Over at Common Gunsense, our host has taken unkindly to being called a “Bigot.” My American Heritage dictionary defines the word thusly, “AÂ personÂ whoÂ isÂ utterlyÂ intolerantÂ ofÂ anyÂ differingÂ creed,Â belief,Â or opinion.” In the modern American vernacular, we’ve largely forgotten about the latter two objects and concentrate almost exclusively on the first. In terms of the literal definition, we have all certainly met gun control advocates who fit it, by displaying a wildly condescending and contemptuous view of those who exercise their rights. I will leave it to readers to decide whether the proprietor of Common Gunsense fits that definition, but it’s not my purpose in this post to weigh into that particular debate. My purpose is to point out that I think Ms. Peterson has a point about the “pot calling the kettle black” in terms of some of our folks having bigoted attitudes towards people who merely disagree with us about the role of arms in American society.
Most of the tossing around I’ve seen of the word “bigot” seems to germinate from a belief that because these individuals are advocating against an enumerated civil right, that they aren’t any different than those that advocated against civil rights for blacks and other racial or ethnic minorities. I’ve said before that I think there has to be a distinction, morally, between hatred of someone because of immutable characteristics, and hatred of someone because you abhor a behavior of theirs, even if that behavior is constitutionally protected.
You can draw First Amendment analogies here, since speech is characteristically a behavior rather than an immutable quality, and speech, like firearms ownership, is constitutionally protected. I don’t necessarily consider someone advocating for a law preventing Fred Phelps and others like him from picketing a funeral to be an intolerant bigot. Misguided, yes, but not necessarily a bigot. Reasonable people can disagree about the nature and scope of the First Amendment, especially weighted against protecting the privacy and dignity of the families of service members who have been killed in action.
Advocacy of a position only really descends into bigotry when it’s based on an intolerant contempt for the individual or individuals who are engaging in a behavior, or holding a contrary opinion. It wouldn’t, for instance, be bigotry for someone to suggest “I really believe that jury verdicts shouldn’t need to be unanimous, because it costs taxpayers a lot of money for new trials, and often lets the guilty go free.” You could express the exact same opinion in a Â bigoted way, however, by saying, “I really believe that jury verdicts shouldn’t need to be unanimous, because your average working class rube, too stupid to get out of jury duty, is too ignorant in judgement to be trusted with the outcome of a verdict.” The latter expression of the same idea displays a bigoted attitude towards average, working class individuals. Both attitudes are treading into the territory of weakening a traditional civil right, but only one displays any evidence of the opinion having a bigoted origin for the opinion.
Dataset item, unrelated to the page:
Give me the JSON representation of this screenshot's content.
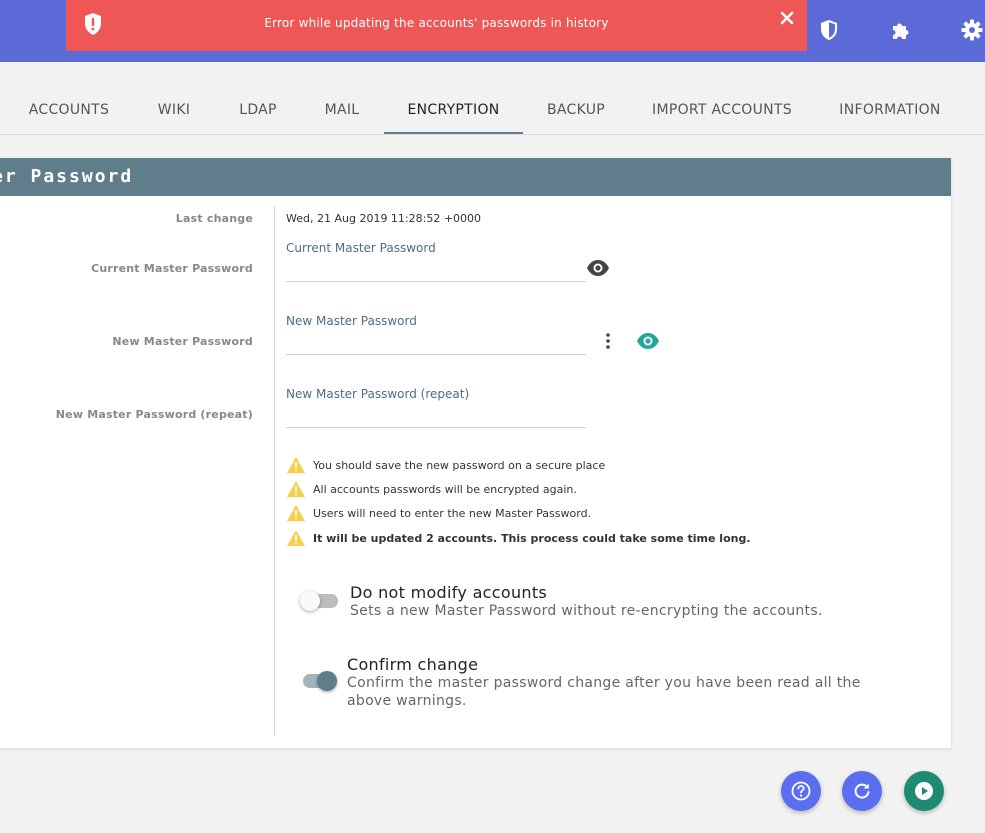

In our issue, someone saying “I believe in banning handguns, machine guns and assault weapons, because they are dangerous to society, and no one except the police and military should be allowed to have them,” is not displaying any hint of bigotry. The same person saying “I believe in banning handguns, machine guns and assault weapons because anyone who could possibly want to use one is certainly a homicidal manic out to mow down kindergartners,” is a bigoted viewpoint. It might be a surprise to many who support gun control, but when you call people of good will and character dangerous, mentally deficient, sexually dysfunctional, or insane, only because they engage in a behavior or have an interest you disapprove of or don’t understand, they tend to take that quite personally, and will lash back with insults of their own.
If there’s to be any dialog, even if that dialog only results in having to agree to disagree, both sides need to come to terms with exactly who the other side is. Gun owners who believe in a very strong, broad, and robust Second Amendment are not evil, dangerous, sexually challenged, or mentally deranged people just because the hold that opinion. They aren’t scary, wild eyed beasts out to cause mayhem. And by the same token, those that advocate for a narrow or inconsequential Second Amendment are not necessarily that either, nor are they the modern day equivalent of the KKK.
I think both sides owe the other more than that. We may end up doing nasty and underhanded things to each other as we struggle against each other in the court of public opinion, but we should be cognizant of keeping the political struggle separated from personal ones. It is fine to be dogged, unrelenting and aggressive in the political space. The personal space is something else, and from what I’ve seen I don’t think either side has a monopoly on nastiness in that arena.